• **EXERCISE OBJECTIVE**
Wherever the string "video" shows up in the records below, return that line.

☆ ☆ ☆

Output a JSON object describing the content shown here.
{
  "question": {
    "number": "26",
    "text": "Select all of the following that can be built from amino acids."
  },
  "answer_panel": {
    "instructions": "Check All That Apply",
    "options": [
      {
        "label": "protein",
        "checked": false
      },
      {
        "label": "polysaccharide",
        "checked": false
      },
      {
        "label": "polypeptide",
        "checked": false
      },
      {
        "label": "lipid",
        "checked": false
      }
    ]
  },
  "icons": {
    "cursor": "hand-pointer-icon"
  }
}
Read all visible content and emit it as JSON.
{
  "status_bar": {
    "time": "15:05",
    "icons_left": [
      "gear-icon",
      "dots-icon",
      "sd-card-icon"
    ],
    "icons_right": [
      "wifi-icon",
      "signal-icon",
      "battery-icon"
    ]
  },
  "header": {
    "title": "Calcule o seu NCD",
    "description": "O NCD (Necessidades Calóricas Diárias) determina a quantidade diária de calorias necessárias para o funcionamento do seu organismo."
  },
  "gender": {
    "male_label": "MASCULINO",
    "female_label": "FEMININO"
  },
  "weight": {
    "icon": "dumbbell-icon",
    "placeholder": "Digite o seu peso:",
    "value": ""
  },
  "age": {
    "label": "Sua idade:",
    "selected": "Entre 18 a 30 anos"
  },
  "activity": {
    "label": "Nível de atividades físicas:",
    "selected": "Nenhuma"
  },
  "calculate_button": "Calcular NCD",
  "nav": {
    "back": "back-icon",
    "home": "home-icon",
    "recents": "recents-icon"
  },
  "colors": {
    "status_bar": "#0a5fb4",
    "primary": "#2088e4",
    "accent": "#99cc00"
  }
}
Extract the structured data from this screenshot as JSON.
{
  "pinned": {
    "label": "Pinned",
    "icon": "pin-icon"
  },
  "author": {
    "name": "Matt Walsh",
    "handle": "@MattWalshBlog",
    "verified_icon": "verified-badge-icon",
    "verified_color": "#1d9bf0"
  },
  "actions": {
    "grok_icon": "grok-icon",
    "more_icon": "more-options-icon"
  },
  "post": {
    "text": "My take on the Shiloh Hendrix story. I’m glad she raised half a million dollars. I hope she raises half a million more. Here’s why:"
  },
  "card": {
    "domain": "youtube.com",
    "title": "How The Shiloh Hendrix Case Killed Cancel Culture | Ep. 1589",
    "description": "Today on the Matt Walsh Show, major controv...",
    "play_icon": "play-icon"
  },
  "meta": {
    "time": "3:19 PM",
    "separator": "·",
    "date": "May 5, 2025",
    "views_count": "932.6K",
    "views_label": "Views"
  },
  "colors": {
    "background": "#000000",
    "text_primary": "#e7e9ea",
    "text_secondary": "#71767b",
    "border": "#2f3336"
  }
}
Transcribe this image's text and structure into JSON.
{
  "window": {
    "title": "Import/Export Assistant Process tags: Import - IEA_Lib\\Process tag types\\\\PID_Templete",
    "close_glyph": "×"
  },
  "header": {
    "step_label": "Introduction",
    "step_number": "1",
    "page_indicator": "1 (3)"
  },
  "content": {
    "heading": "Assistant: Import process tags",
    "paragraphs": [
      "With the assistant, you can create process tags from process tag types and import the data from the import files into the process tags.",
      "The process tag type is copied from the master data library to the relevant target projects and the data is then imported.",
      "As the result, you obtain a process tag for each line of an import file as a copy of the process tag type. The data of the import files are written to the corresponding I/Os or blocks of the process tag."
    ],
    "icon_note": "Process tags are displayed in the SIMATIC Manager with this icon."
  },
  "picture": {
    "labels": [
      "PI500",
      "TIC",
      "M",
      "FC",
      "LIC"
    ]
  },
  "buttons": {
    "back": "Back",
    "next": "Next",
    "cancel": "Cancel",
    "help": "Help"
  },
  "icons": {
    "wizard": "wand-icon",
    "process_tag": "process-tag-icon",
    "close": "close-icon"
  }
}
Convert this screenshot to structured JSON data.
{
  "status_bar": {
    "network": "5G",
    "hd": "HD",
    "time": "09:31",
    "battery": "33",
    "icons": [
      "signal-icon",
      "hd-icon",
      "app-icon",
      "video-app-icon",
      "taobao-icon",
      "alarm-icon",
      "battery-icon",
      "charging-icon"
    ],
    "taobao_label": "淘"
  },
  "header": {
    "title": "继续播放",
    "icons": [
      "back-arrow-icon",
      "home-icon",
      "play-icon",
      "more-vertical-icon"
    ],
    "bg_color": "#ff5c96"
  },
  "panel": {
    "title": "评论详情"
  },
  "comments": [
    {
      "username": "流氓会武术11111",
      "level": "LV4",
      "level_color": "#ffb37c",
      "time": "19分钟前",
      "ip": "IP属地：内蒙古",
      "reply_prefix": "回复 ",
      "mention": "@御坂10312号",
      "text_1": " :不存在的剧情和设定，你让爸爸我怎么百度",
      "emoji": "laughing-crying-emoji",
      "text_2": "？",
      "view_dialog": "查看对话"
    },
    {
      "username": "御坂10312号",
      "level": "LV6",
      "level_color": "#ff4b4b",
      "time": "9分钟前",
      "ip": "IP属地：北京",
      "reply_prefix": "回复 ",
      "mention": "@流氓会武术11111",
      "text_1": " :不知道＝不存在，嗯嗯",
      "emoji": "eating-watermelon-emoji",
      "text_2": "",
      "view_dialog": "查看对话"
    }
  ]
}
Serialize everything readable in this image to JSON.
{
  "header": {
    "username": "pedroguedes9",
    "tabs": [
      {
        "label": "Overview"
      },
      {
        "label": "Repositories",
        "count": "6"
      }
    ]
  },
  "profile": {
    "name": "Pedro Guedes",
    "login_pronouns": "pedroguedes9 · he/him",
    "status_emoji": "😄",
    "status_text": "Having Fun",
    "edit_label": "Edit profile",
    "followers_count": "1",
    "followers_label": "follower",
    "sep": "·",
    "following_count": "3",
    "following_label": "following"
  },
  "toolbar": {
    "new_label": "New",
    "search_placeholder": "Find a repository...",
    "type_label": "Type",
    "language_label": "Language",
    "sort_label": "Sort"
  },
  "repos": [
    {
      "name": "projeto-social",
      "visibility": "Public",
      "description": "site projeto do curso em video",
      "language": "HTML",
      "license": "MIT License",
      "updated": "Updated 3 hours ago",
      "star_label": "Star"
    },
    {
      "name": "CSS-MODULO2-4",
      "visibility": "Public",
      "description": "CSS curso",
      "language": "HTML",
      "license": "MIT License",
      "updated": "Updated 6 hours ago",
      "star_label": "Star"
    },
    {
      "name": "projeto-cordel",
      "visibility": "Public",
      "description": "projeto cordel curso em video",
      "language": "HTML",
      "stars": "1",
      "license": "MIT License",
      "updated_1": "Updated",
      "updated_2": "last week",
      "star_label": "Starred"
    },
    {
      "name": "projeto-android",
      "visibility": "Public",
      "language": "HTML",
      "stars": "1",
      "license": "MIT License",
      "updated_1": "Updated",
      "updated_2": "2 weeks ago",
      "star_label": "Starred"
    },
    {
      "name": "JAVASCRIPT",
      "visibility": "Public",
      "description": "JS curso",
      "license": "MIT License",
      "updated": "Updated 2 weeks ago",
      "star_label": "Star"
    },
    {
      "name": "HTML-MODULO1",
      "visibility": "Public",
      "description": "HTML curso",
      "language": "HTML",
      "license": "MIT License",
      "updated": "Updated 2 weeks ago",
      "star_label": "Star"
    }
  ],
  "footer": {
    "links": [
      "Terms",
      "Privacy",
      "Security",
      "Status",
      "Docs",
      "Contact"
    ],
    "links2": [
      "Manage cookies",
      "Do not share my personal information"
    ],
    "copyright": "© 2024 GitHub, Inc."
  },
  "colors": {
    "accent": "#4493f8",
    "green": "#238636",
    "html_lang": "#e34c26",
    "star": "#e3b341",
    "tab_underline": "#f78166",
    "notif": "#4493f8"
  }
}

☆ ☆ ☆

• **YOUR SOLUTION**
      "video-app-icon",
      "description": "site projeto do curso em video",
      "description": "projeto cordel curso em video",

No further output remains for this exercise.